The Link Between Childhood Trauma and Depression During Adulthood

If you or someone you know needs immediate assistance, call the Suicide and Crisis Lifeline by dialing 988. If you or someone you know is in immediate danger of self-harm, call 911. 

Childhood should be a happy and carefree time, however, that isn’t the case for everyone. Childhood trauma, when left untreated, is extremely damaging and can have long-lasting effects well into adulthood. 

Many adults with unresolved childhood trauma suffer from self-esteem issues, relationship problems, as well as physical health problems due to the stress and strain of such an experience and unhealthy coping mechanisms. Recent studies have also found a link between childhood trauma and depression and suicidal ideation in adults as well as other mental illnesses. 

What is Childhood Trauma?

Trauma isn’t just the physical event that occurs, but the emotional response to a traumatizing event. It can be something that happens to you or something that you witness happening to someone else and threatens your feelings of safety and security. It can also be an event that happens once, such as a natural disaster, or it can be a series of experiences over time. Some examples of trauma include domestic violence, physical or sexual abuse, neglect, community violence, and grief-related trauma. 

Most traumatic experiences for children are the result of broken trust, when the adult in their life does something to break their trust and make them feel unsafe. When this trust is broken, it puts you into a constant state of stress response commonly known as “fight or flight.” This constant state of stress can alter or damage the brain. The more often you experience trauma, the worse the effects are, and can lead to lasting effects well into adulthood when left untreated.

The Link Between Childhood Trauma and Depression

Depression is often viewed as solely caused by a chemical imbalance in the brain. However, new research is showing that depression can have many causes, both biological and mental. Because childhood trauma actually alters the brain’s functioning, it can lead to a dramatic increase in the risk of developing depression in adulthood. It can even increase the risk of suicide as an adult. 

For example, one study found that women who experienced at least two traumatic or adverse events during their youth are more than twice as likely to experience depression during perimenopause and menopause.

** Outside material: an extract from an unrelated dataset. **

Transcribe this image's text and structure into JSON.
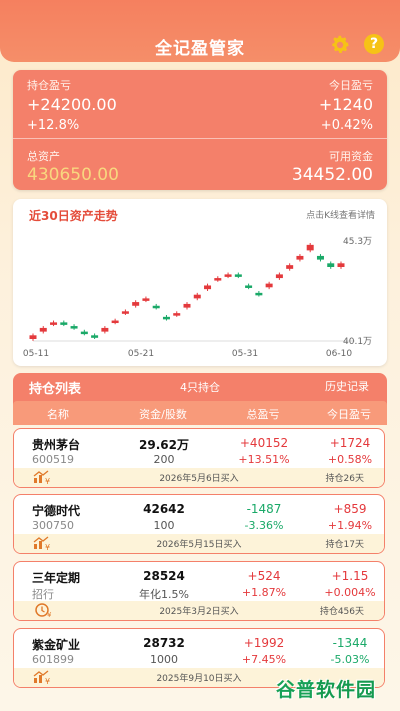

Other studies have shown that multiple traumatic experiences such as emotional or sexual abuse “may lead to a more chronic and severe course of depression.” Further, experiencing seven different types of adverse events increases the likelihood of attempting suicide by 3,100 percent and drug use by more than 4,000 percent. 

Hope in Healing

While healing from childhood trauma is easier during your youth thanks to the higher neuroplasticity of the brain prior to age 25, it is not impossible as an adult. There are many different treatment options available to you that can help you heal from unresolved childhood trauma. 

It’s important to remember that no two traumatic experiences are the same and everyone reacts differently to trauma. This means that no two healing journeys will be the same. It’s important to reach out for help and work with licensed professionals to find what types of treatments and therapies will work best for you. 

Both medical and mental health care as well as therapy should be incorporated into your healing journey. Most people with trauma find that a combination of different therapies, counseling, and medication are the most helpful in recovering from trauma. I encourage you to reach out to your medical provider for medical help and to find a therapist who specializes in childhood trauma to begin on your healing journey. 

If you or someone you know needs immediate assistance, call the Suicide and Crisis Lifeline by dialing 988. If you or someone you know is in immediate danger of self-harm, call 911.